Dynamic load calculator for the study of radiant system design and operation.
Funding Sources: California EPIC Program CBE partners Price Industries in-kind support
There are two key objectives of the CBE Rad Tool project: First, to facilitate steady-state calculations which currently represent a standard design practice. Second, to enable dynamic simulations that account for transient heat gains effects on both surface heat flux and hydronic plant cooling rates.
CBE Rad Tool was released as a beta version in 2018. This tool facilitates existing steady-state load calculations for high thermal mass radiant systems, and adds transient load analysis to improve design and operation effectiveness. The tool is simple to use and web-based and allows designers to explore ways to reduce energy consumption, cooling plant size, and electricity costs.
Significance to Industry
Engineers use load calculation tools to size HVAC systems required to maintain comfortable indoor environments. HVAC designers typically perform these calculations under steady-state conditions with constant zone dry-bulb setpoint temperatures. However, these assumptions are not appropriate for the design of high thermal mass radiant systems in which the rate of temperature change of the ‘active’ surface is slow, limiting the real-time control of the space cooling rate of the system and by extension, the indoor thermal environment.
Detailed dynamic simulation tools improve our ability to properly calculate the space cooling rate and the size of the hydronic plant for high thermal mass radiant systems. However, detailed simulation tools are complicated, time-consuming, and will rarely be used during the early design phase of a project. The CBE Rad Tool is an interactive, web-based design tool for high thermal mass radiant systems that allows users to input values for typical design and control parameters, such as time and duration of operation for the cooling plant.
CBE Rad Tool is especially unique because it allows designers to consider the impacts of innovative control strategies such as nighttime cooling plant operation or other strategies to reduce high electricity time-of-use charges. Designers may also consider the reduction in the required hydronic plant cooling capacity by extending the hours of operation, potentially also saving on capital costs.
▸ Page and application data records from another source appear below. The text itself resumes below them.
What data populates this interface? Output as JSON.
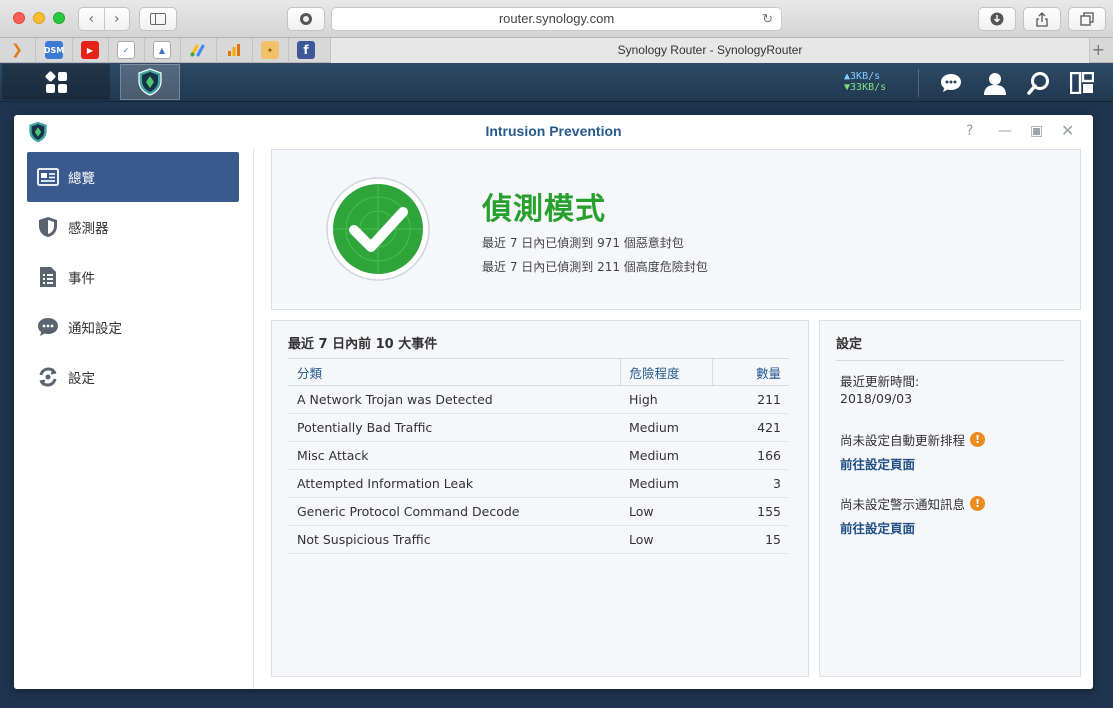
{
  "browser": {
    "url": "router.synology.com",
    "tab_title": "Synology Router - SynologyRouter"
  },
  "taskbar": {
    "upload_speed": "3KB/s",
    "download_speed": "33KB/s"
  },
  "window": {
    "title": "Intrusion Prevention"
  },
  "sidebar": {
    "items": [
      {
        "label": "總覽",
        "icon": "overview-card-icon"
      },
      {
        "label": "感測器",
        "icon": "shield-icon"
      },
      {
        "label": "事件",
        "icon": "list-document-icon"
      },
      {
        "label": "通知設定",
        "icon": "chat-bubble-icon"
      },
      {
        "label": "設定",
        "icon": "refresh-gear-icon"
      }
    ]
  },
  "status": {
    "mode": "偵測模式",
    "line1": "最近 7 日內已偵測到 971 個惡意封包",
    "line2": "最近 7 日內已偵測到 211 個高度危險封包"
  },
  "events": {
    "title": "最近 7 日內前 10 大事件",
    "columns": [
      "分類",
      "危險程度",
      "數量"
    ],
    "rows": [
      {
        "category": "A Network Trojan was Detected",
        "severity": "High",
        "count": "211"
      },
      {
        "category": "Potentially Bad Traffic",
        "severity": "Medium",
        "count": "421"
      },
      {
        "category": "Misc Attack",
        "severity": "Medium",
        "count": "166"
      },
      {
        "category": "Attempted Information Leak",
        "severity": "Medium",
        "count": "3"
      },
      {
        "category": "Generic Protocol Command Decode",
        "severity": "Low",
        "count": "155"
      },
      {
        "category": "Not Suspicious Traffic",
        "severity": "Low",
        "count": "15"
      }
    ]
  },
  "settings": {
    "title": "設定",
    "last_update_label": "最近更新時間:",
    "last_update_value": "2018/09/03",
    "auto_update_warning": "尚未設定自動更新排程",
    "alert_warning": "尚未設定警示通知訊息",
    "goto_link": "前往設定頁面"
  },
  "colors": {
    "accent": "#3a5a8e",
    "success": "#27a02d",
    "warning": "#ec8a1c"
  }
}
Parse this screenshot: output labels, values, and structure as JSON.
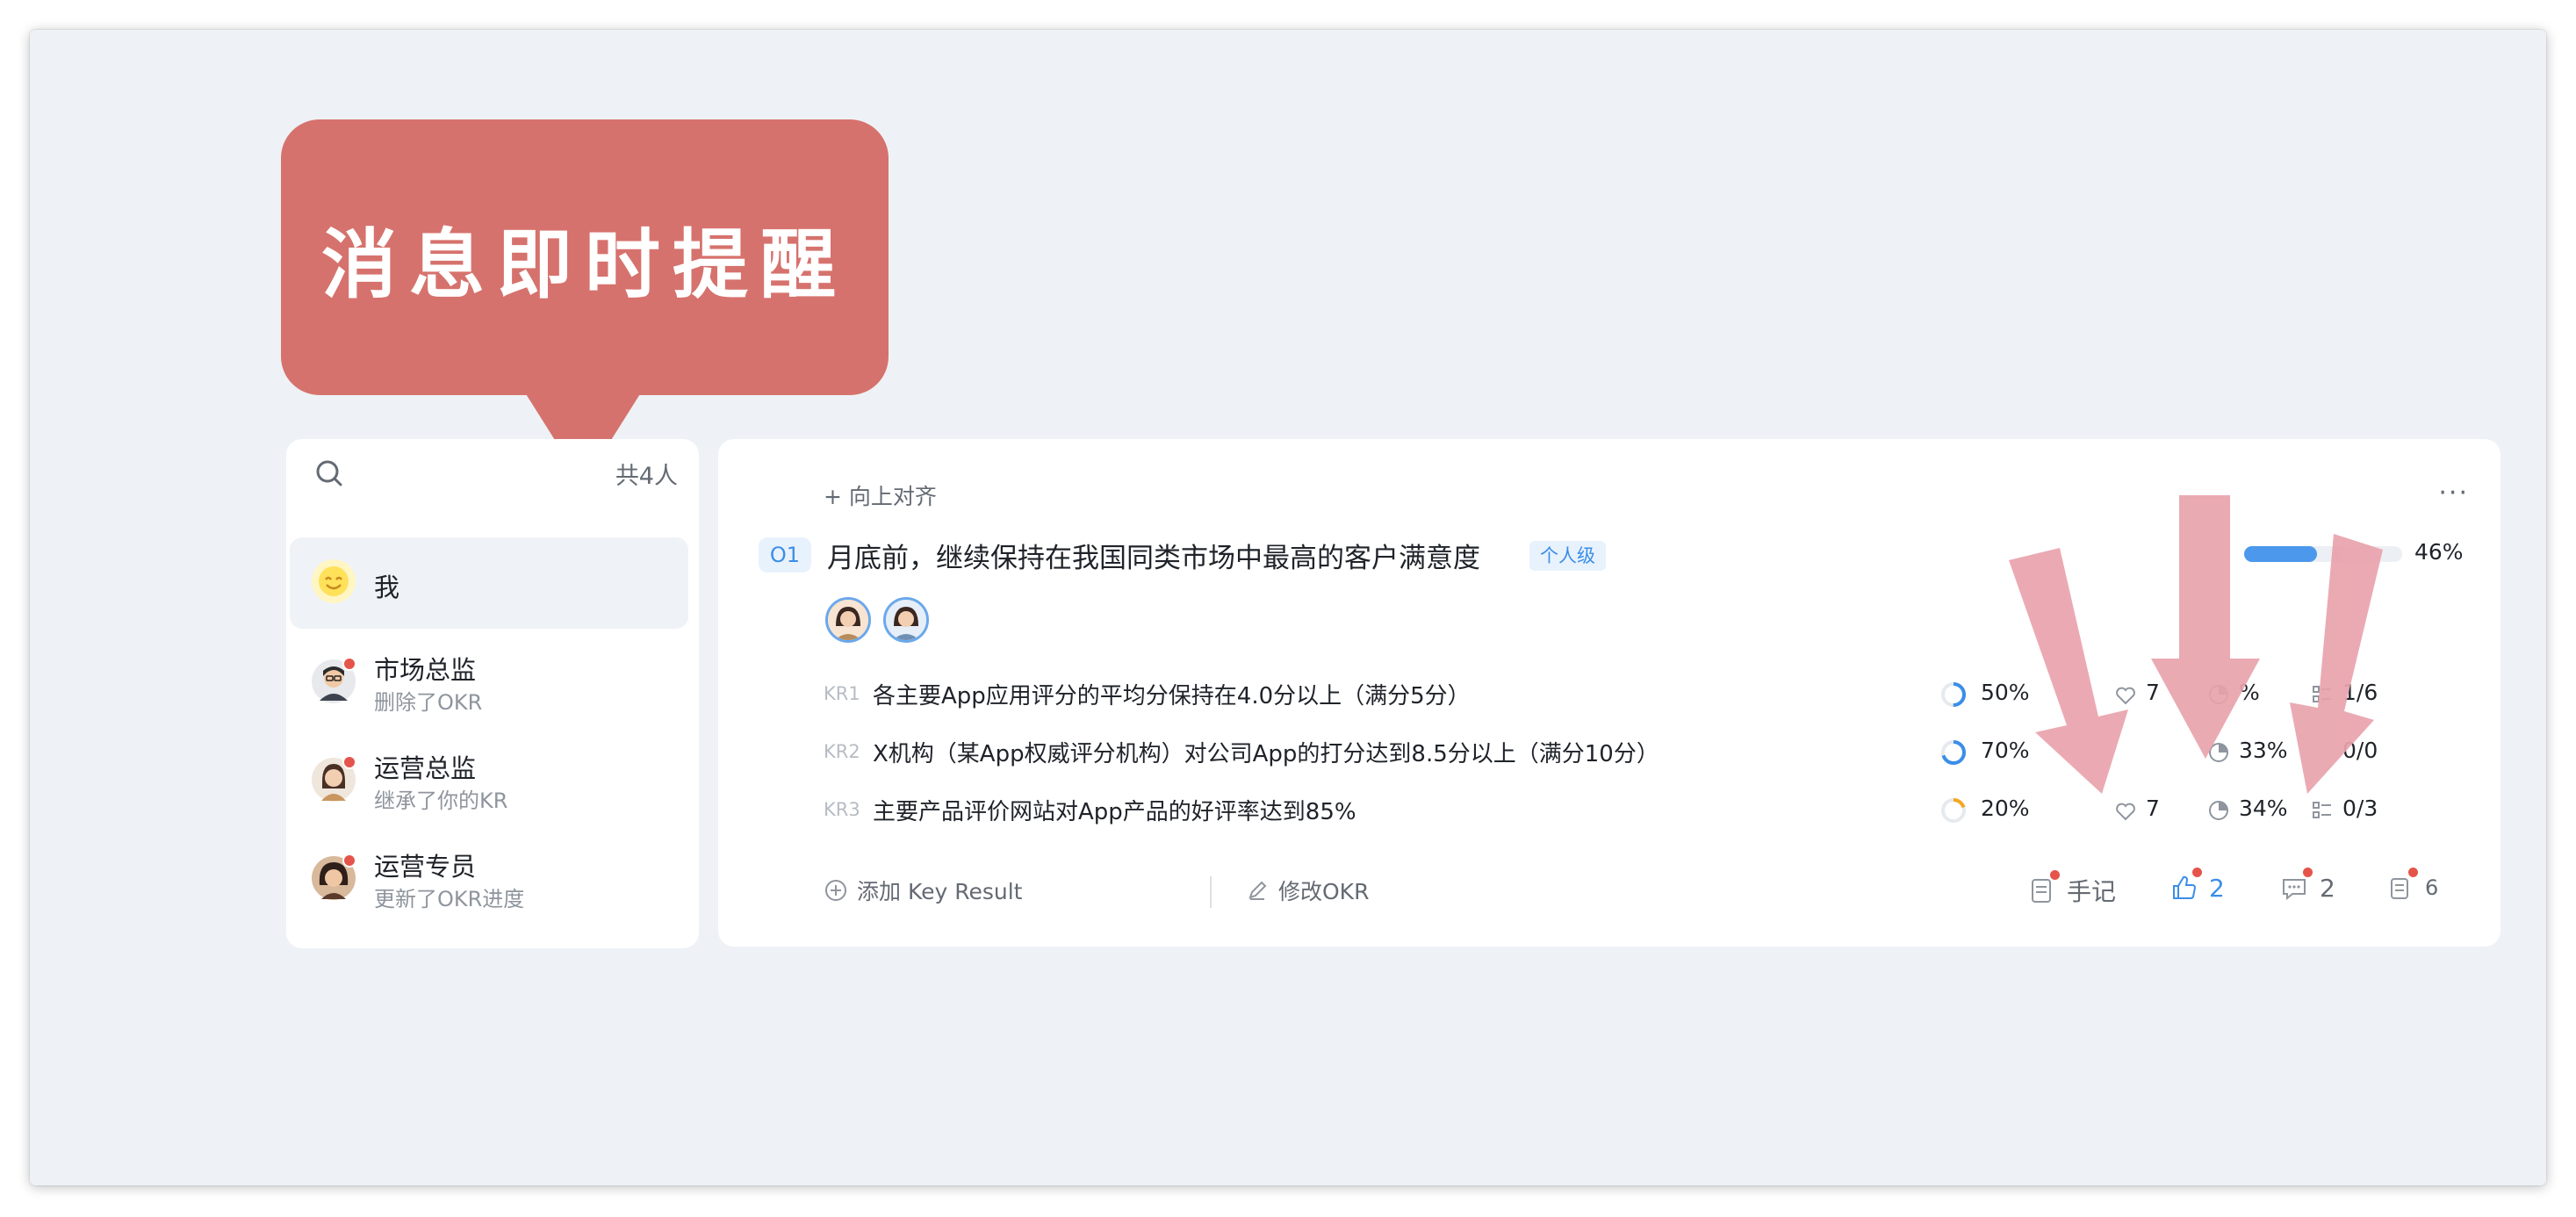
{
  "callout": {
    "text": "消息即时提醒"
  },
  "members": {
    "count_label": "共4人",
    "items": [
      {
        "name": "我",
        "sub": "",
        "avatar": "smiley-face"
      },
      {
        "name": "市场总监",
        "sub": "删除了OKR",
        "avatar": "man-avatar"
      },
      {
        "name": "运营总监",
        "sub": "继承了你的KR",
        "avatar": "woman-avatar"
      },
      {
        "name": "运营专员",
        "sub": "更新了OKR进度",
        "avatar": "woman-avatar"
      }
    ]
  },
  "objective": {
    "align_label": "+ 向上对齐",
    "more_label": "···",
    "badge": "O1",
    "title": "月底前，继续保持在我国同类市场中最高的客户满意度",
    "level_tag": "个人级",
    "progress": 46,
    "progress_label": "46%"
  },
  "key_results": [
    {
      "tag": "KR1",
      "text": "各主要App应用评分的平均分保持在4.0分以上（满分5分）",
      "progress": 50,
      "progress_label": "50%",
      "ring_color": "#3b8ee8",
      "likes": "7",
      "confidence": "%",
      "tasks": "1/6"
    },
    {
      "tag": "KR2",
      "text": "X机构（某App权威评分机构）对公司App的打分达到8.5分以上（满分10分）",
      "progress": 70,
      "progress_label": "70%",
      "ring_color": "#3b8ee8",
      "likes": "",
      "confidence": "33%",
      "tasks": "0/0"
    },
    {
      "tag": "KR3",
      "text": "主要产品评价网站对App产品的好评率达到85%",
      "progress": 20,
      "progress_label": "20%",
      "ring_color": "#f5a623",
      "likes": "7",
      "confidence": "34%",
      "tasks": "0/3"
    }
  ],
  "footer": {
    "add_kr": "添加 Key Result",
    "edit_okr": "修改OKR",
    "notes": "手记",
    "likes": "2",
    "comments": "2",
    "records": "6"
  },
  "colors": {
    "callout": "#d6726d",
    "accent": "#3b8ee8",
    "arrow": "#e9a3ac",
    "notify_dot": "#e5544b"
  }
}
The tool outputs are time series values for surface heat flux, hydronic system cooling rate, and indoor operative temperature.
CBE Rad Tool uses two load calculation methods for the early design of high thermal mass radiant systems. In the first method, it uses steady-state conditions to estimate the heating and cooling performance of high thermal mass radiant systems. The tool calculates a characteristic curve that shows the relationship between the surface heat flux and fluid differential temperature in the system. The characteristic curve, or the equivalent heat transmission coefficient, depends on the radiant system construction type, supply fluid temperature, indoor zone temperature, among other design parameters. The tool then uses the total surface heat flux capacity and other radiant system parameters to calculate the fluid velocity and pressure drop in the slab, and the number of loops needed in the user defined zone. These steady-calculation methods are based on international standards.
In the second method, CBE Rad Tool team used EnergyPlus to pre-simulate over 2.5 million different zone and radiant system design parameters on a standard ASHRAE cooling design day. Users can then select input parameters from drop-down menus to retrieve pre-simulated cases. The system design parameters include the selection of system operation start time and duration. The inclusion of time parameters is important because the slab surface temperature change rate is low after a control input (change in supply water flow rate or temperature) affecting real-time control of surface heat flux of the system. CBE Rad Tool displays 24-hour profiles for analysis by the user.
The pre-simulated cases represent one thermal zone with a thermally activated building system in a perimeter middle floor zone of a large office building. This is accomplished by thermally interconnecting the floor and ceiling surfaces of the single thermal zone. The thermal zone only has one exterior surface and the rest are defined with adiabatic surface conditions. The exterior surface construction is complaint with Title 24-2013. It also includes a window that is also complaint with Title 24-2013 where users can select from different window-to-wall ratios. The zone’s orientation and heat gains, and radiant system’s water flow rate and temperature also have various factors in which users can select from. All input parameters where based on sensitivity analysis for a cooling design day.
Publications and Reports
C. Duarte, S. Yang, P. Raftery, S. Schiavon and F. Bauman, 2019.
Development and Demonstration of an Interactive Web-based Design Tool for High-Thermal Mass Radiant Cooling Systems